Start of Supplied material
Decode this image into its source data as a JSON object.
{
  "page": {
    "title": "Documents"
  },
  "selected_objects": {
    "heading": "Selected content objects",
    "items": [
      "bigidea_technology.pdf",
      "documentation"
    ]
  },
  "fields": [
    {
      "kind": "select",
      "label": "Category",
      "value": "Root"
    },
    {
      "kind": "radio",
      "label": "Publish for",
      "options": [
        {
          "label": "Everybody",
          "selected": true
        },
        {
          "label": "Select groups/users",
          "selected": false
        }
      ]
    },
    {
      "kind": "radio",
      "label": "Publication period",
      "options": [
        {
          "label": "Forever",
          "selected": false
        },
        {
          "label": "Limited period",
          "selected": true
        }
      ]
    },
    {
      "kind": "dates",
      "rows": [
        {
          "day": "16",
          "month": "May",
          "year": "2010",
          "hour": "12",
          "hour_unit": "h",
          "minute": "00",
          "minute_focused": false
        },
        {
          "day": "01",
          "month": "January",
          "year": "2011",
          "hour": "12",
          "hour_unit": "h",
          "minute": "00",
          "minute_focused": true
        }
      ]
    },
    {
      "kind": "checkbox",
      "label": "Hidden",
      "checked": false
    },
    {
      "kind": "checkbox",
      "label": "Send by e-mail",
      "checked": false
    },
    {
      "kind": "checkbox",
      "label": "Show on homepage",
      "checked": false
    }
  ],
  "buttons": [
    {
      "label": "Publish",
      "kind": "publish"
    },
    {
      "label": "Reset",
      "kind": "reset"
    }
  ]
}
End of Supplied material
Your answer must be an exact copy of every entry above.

Decode this image into its source data as a JSON object.
{
  "page": {
    "title": "Documents"
  },
  "selected_objects": {
    "heading": "Selected content objects",
    "items": [
      "bigidea_technology.pdf",
      "documentation"
    ]
  },
  "fields": [
    {
      "kind": "select",
      "label": "Category",
      "value": "Root"
    },
    {
      "kind": "radio",
      "label": "Publish for",
      "options": [
        {
          "label": "Everybody",
          "selected": true
        },
        {
          "label": "Select groups/users",
          "selected": false
        }
      ]
    },
    {
      "kind": "radio",
      "label": "Publication period",
      "options": [
        {
          "label": "Forever",
          "selected": false
        },
        {
          "label": "Limited period",
          "selected": true
        }
      ]
    },
    {
      "kind": "dates",
      "rows": [
        {
          "day": "16",
          "month": "May",
          "year": "2010",
          "hour": "12",
          "hour_unit": "h",
          "minute": "00",
          "minute_focused": false
        },
        {
          "day": "01",
          "month": "January",
          "year": "2011",
          "hour": "12",
          "hour_unit": "h",
          "minute": "00",
          "minute_focused": true
        }
      ]
    },
    {
      "kind": "checkbox",
      "label": "Hidden",
      "checked": false
    },
    {
      "kind": "checkbox",
      "label": "Send by e-mail",
      "checked": false
    },
    {
      "kind": "checkbox",
      "label": "Show on homepage",
      "checked": false
    }
  ],
  "buttons": [
    {
      "label": "Publish",
      "kind": "publish"
    },
    {
      "label": "Reset",
      "kind": "reset"
    }
  ]
}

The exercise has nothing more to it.